EXERCISE PROMPT: When a line below contains the word "Information", it counts toward the total; give that total and nothing besides.

........

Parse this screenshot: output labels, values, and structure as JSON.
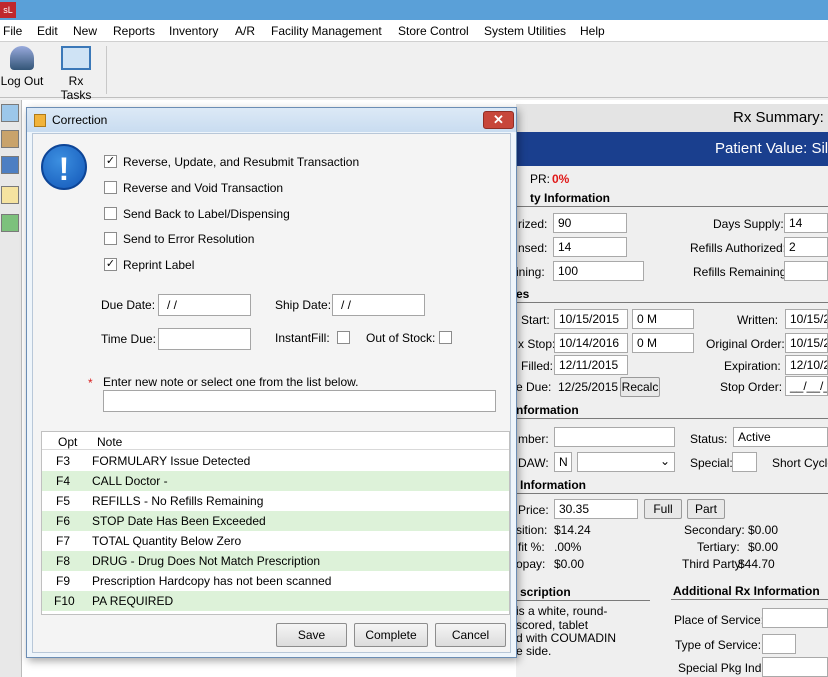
{
  "app": {
    "icon_text": "sL"
  },
  "menu": [
    "File",
    "Edit",
    "New",
    "Reports",
    "Inventory",
    "A/R",
    "Facility Management",
    "Store Control",
    "System Utilities",
    "Help"
  ],
  "toolbar": {
    "logout": "Log Out",
    "rx_tasks": "Rx Tasks"
  },
  "rx": {
    "summary_title": "Rx Summary: #",
    "patient_value": "Patient Value: Silv",
    "pr_label": "PR:",
    "pr_value": "0%",
    "qty_section": "ty Information",
    "authorized_label": "rized:",
    "authorized": "90",
    "dispensed_label": "nsed:",
    "dispensed": "14",
    "remaining_label": "ining:",
    "remaining": "100",
    "days_supply_label": "Days Supply:",
    "days_supply": "14",
    "refills_auth_label": "Refills Authorized:",
    "refills_auth": "2",
    "refills_rem_label": "Refills Remaining:",
    "refills_rem": "",
    "dates_section": "es",
    "start_label": "Start:",
    "start": "10/15/2015",
    "start_time": "0    M",
    "stop_label": "x Stop:",
    "stop": "10/14/2016",
    "stop_time": "0    M",
    "filled_label": "Filled:",
    "filled": "12/11/2015",
    "due_label": "e Due:",
    "due": "12/25/2015",
    "recalc": "Recalc",
    "written_label": "Written:",
    "written": "10/15/2",
    "orig_order_label": "Original Order:",
    "orig_order": "10/15/2",
    "expiration_label": "Expiration:",
    "expiration": "12/10/2",
    "stop_order_label": "Stop Order:",
    "stop_order": "__/__/_",
    "info_section": "nformation",
    "number_label": "mber:",
    "number": "",
    "status_label": "Status:",
    "status": "Active",
    "daw_label": "DAW:",
    "daw": "N",
    "special_label": "Special:",
    "special": "",
    "short_cycle_label": "Short Cycle",
    "price_section": "Information",
    "price_label": "Price:",
    "price": "30.35",
    "full": "Full",
    "part": "Part",
    "acq_label": "sition:",
    "acq": "$14.24",
    "profit_label": "fit %:",
    "profit": ".00%",
    "copay_label": "opay:",
    "copay": "$0.00",
    "secondary_label": "Secondary:",
    "secondary": "$0.00",
    "tertiary_label": "Tertiary:",
    "tertiary": "$0.00",
    "third_party_label": "Third Party:",
    "third_party": "$44.70",
    "desc_section": "scription",
    "desc_lines": [
      "is a white, round-",
      "scored, tablet",
      "d with COUMADIN",
      "e side."
    ],
    "addl_section": "Additional Rx Information",
    "place_label": "Place of Service:",
    "type_label": "Type of Service:",
    "pkg_label": "Special Pkg Ind:"
  },
  "dialog": {
    "title": "Correction",
    "options": [
      {
        "label": "Reverse, Update, and Resubmit Transaction",
        "checked": true
      },
      {
        "label": "Reverse and Void Transaction",
        "checked": false
      },
      {
        "label": "Send Back to Label/Dispensing",
        "checked": false
      },
      {
        "label": "Send to Error Resolution",
        "checked": false
      },
      {
        "label": "Reprint Label",
        "checked": true
      }
    ],
    "due_date_label": "Due Date:",
    "due_date": " / /",
    "ship_date_label": "Ship Date:",
    "ship_date": " / /",
    "time_due_label": "Time Due:",
    "time_due": "",
    "instantfill_label": "InstantFill:",
    "out_of_stock_label": "Out of Stock:",
    "required_mark": "*",
    "note_prompt": "Enter new note or select one from the list below.",
    "note_value": "",
    "grid_headers": {
      "opt": "Opt",
      "note": "Note"
    },
    "notes": [
      {
        "opt": "F3",
        "note": "FORMULARY Issue Detected"
      },
      {
        "opt": "F4",
        "note": "CALL Doctor -"
      },
      {
        "opt": "F5",
        "note": "REFILLS - No Refills Remaining"
      },
      {
        "opt": "F6",
        "note": "STOP Date Has Been Exceeded"
      },
      {
        "opt": "F7",
        "note": "TOTAL Quantity Below Zero"
      },
      {
        "opt": "F8",
        "note": "DRUG - Drug Does Not Match Prescription"
      },
      {
        "opt": "F9",
        "note": "Prescription Hardcopy has not been scanned"
      },
      {
        "opt": "F10",
        "note": "PA REQUIRED"
      }
    ],
    "save": "Save",
    "complete": "Complete",
    "cancel": "Cancel",
    "close_glyph": "✕",
    "info_glyph": "!"
  }
}
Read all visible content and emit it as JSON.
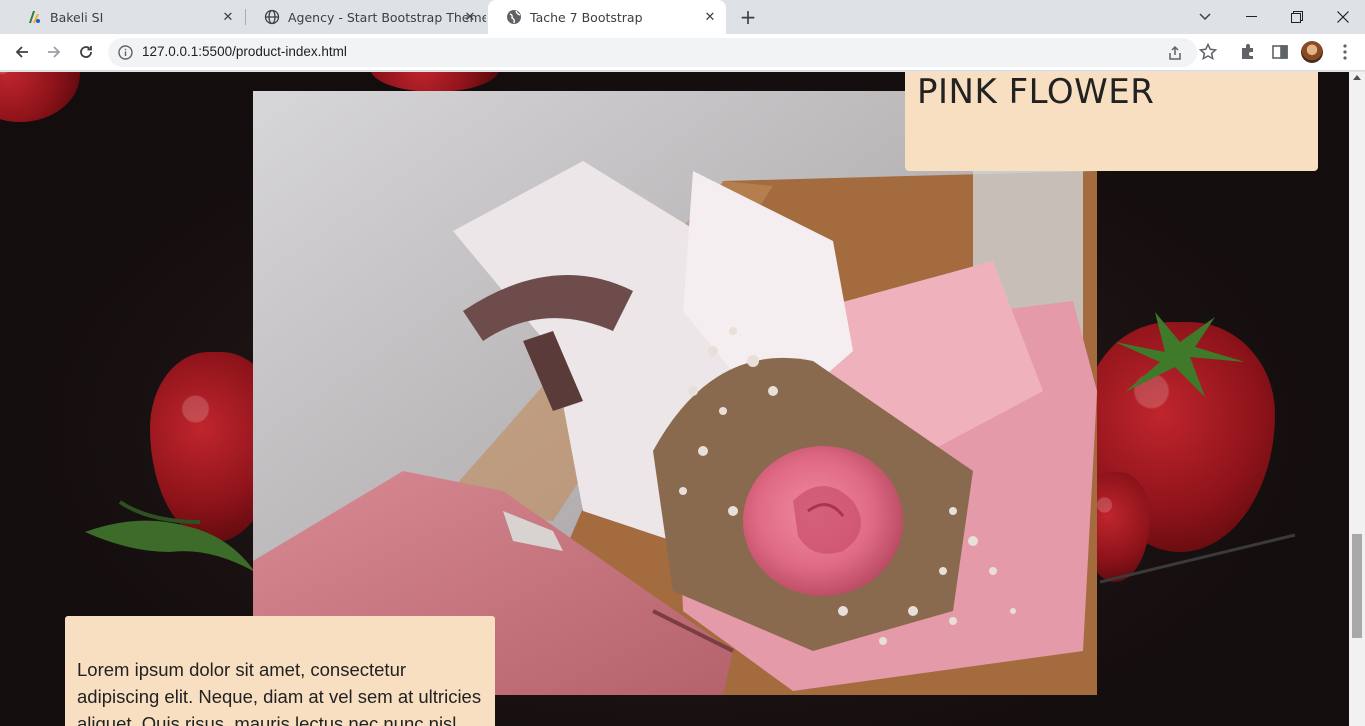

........

ANSWER BOX: 3